Ever since Nintendo made the Pokemon Go video-game app available, young people have been exploring their communities with their eyes firmly fixed on their smartphones rather than on the wonders of the world.

If endless hours spent capturing imaginary creatures seems like an electronic addiction, it very well may be, but that’s nothing new. Many children have been plugged into electronic devices for a long time now, rarely looking up as they help virtual animals save the day, keep race cars on track and watch endless loops of videos on YouTube.

And that can be a concern, says Elaine Fogel Schneider, Ph.D., noted therapist and author of “7 Strategies for Raising Calm, Inspired & Successful Children.”

“They are so attached to technology at such an early age that it’s changing their brain circuitry,” Schneider says. “They begin to lose the back and forth communication with their parents, and/or siblings, as well as the whole notion of empathy. For really young children, these devices have become the babysitter. I fully understand that parents need a break (as do grandparents), but there have to be limits.”

To aid parents in helping their child disconnect from the electronic world, Schneider suggests:

Set rules.

Limit the amount of time your child can spend on an electronic device and be consistent in enforcing those rules. This way your child knows that when you say he or she only has two minutes left, then there really is only two minutes left, not three or four hours.

Use a timer.

A timer does not “lie” and can take the blame away from you when you’re limiting use of the device. Select a timer that measures down the allotted period in increments, so that the child knows when the limit is approaching, and won’t be surprised when time is up. If using a smartphone as a timer, you can even have your child select a tone that he or she likes. 

Be ready with another activity.

Plan an alternative way of engaging your child so when the device is turned off, some other interest can be provided, taking his or her mind off the electronic device. “Describe what you’re going to do so the child’s interest is piqued into doing something else that he or she enjoys,” Schneider says.

Initially use these tips in your home.

As with everything, at first there’s a learning curve, so there may be tantrums, tears, meltdowns and even depression. 

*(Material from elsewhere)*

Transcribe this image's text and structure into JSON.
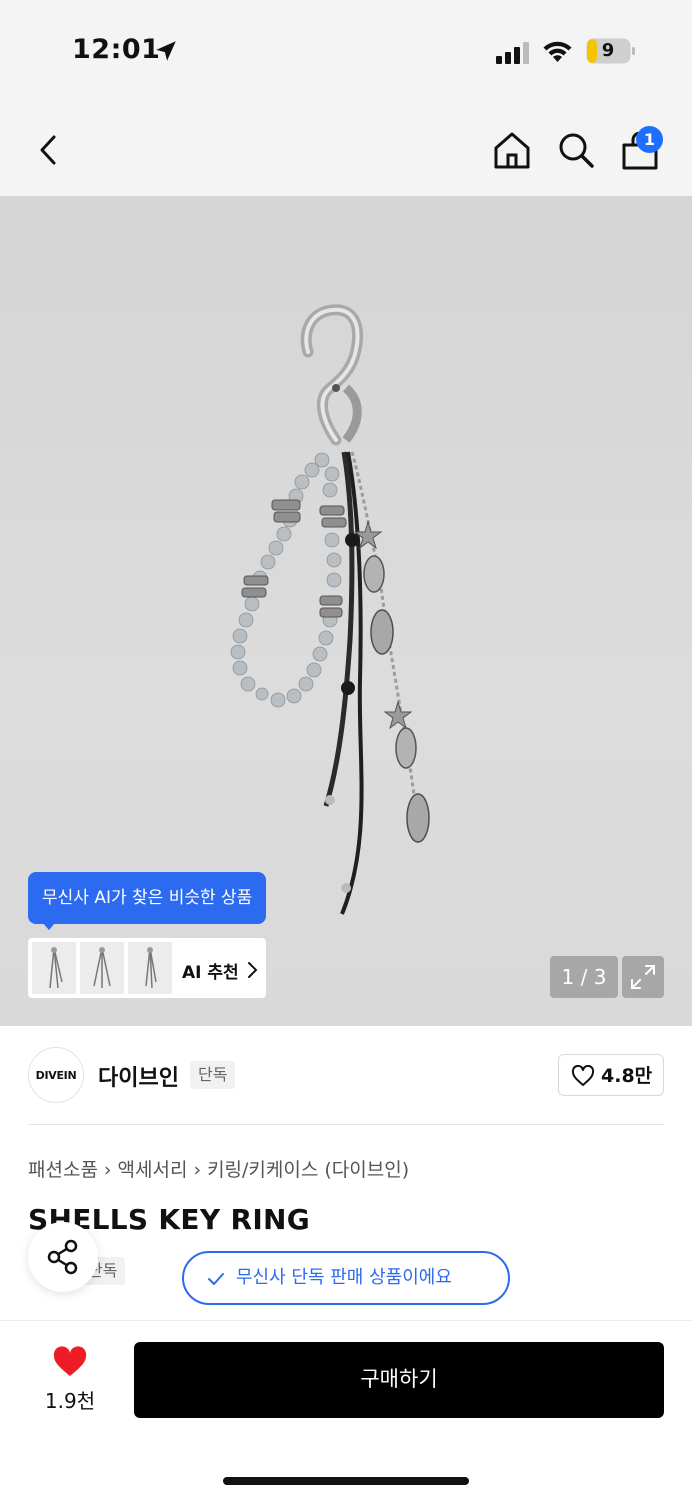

That’s why Schneider recommends following these tips at home first. “I wouldn’t think of trying this out in public right away since I don’t think you want to endure the wrath or glances of diners or shoppers as they hear your child scream,” 

Schneider says. “ In time, the child will know what is expected, and will be able to disconnect from a smartphone, tablet, or other electronic device without any trouble.

“In the long run, you’re doing your child a service by limiting the amount of time spent on an electronic device,” Schneider says. “I can remember hearing my own mother’s words, ‘I’m doing this for your own good!’ And that’s really true.”